#### Task goal
Your answer should be the lines of the data below that contain "JSON".

┌──

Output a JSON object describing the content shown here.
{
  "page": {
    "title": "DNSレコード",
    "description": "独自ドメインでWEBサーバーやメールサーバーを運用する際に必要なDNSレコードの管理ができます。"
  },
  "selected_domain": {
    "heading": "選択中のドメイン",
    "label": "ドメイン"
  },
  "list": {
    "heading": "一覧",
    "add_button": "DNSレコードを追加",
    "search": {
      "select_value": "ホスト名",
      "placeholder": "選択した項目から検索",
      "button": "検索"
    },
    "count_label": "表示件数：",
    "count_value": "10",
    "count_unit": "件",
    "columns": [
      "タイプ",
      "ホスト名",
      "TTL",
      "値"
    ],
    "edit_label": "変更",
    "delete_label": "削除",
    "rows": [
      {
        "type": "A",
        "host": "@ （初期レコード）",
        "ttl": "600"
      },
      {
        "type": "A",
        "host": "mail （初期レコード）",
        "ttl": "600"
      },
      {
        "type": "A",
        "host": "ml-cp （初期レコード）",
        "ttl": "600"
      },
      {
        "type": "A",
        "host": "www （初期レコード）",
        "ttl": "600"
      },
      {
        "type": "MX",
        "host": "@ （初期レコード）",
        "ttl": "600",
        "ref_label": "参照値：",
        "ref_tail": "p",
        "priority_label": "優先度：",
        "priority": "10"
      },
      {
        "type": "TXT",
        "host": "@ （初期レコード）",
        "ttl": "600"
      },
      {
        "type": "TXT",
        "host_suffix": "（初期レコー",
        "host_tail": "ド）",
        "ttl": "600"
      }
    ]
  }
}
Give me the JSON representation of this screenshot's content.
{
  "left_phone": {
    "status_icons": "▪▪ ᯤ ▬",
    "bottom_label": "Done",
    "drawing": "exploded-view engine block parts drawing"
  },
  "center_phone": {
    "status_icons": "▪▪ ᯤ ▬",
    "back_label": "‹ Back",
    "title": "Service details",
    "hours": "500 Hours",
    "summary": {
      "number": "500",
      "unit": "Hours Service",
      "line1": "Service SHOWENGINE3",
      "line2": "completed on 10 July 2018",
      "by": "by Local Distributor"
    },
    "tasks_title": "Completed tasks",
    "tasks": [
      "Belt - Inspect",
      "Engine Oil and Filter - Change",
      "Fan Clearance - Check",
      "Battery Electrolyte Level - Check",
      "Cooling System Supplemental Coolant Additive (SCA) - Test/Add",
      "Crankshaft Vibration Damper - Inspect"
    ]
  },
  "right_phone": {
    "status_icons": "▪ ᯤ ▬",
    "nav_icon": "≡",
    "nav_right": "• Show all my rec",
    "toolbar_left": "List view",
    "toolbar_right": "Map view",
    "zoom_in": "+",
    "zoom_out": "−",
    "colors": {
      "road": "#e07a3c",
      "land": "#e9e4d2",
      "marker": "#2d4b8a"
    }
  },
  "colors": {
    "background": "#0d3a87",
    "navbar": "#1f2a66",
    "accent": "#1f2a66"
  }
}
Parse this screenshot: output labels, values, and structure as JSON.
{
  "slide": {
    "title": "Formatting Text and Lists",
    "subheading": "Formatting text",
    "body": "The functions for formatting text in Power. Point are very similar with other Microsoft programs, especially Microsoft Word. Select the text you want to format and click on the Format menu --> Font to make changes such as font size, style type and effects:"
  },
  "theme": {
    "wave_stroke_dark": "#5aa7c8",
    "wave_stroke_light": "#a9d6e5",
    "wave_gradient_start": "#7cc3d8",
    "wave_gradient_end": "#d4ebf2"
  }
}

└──

#### Solved exercise
Output a JSON object describing the content shown here.
Give me the JSON representation of this screenshot's content.
Parse this screenshot: output labels, values, and structure as JSON.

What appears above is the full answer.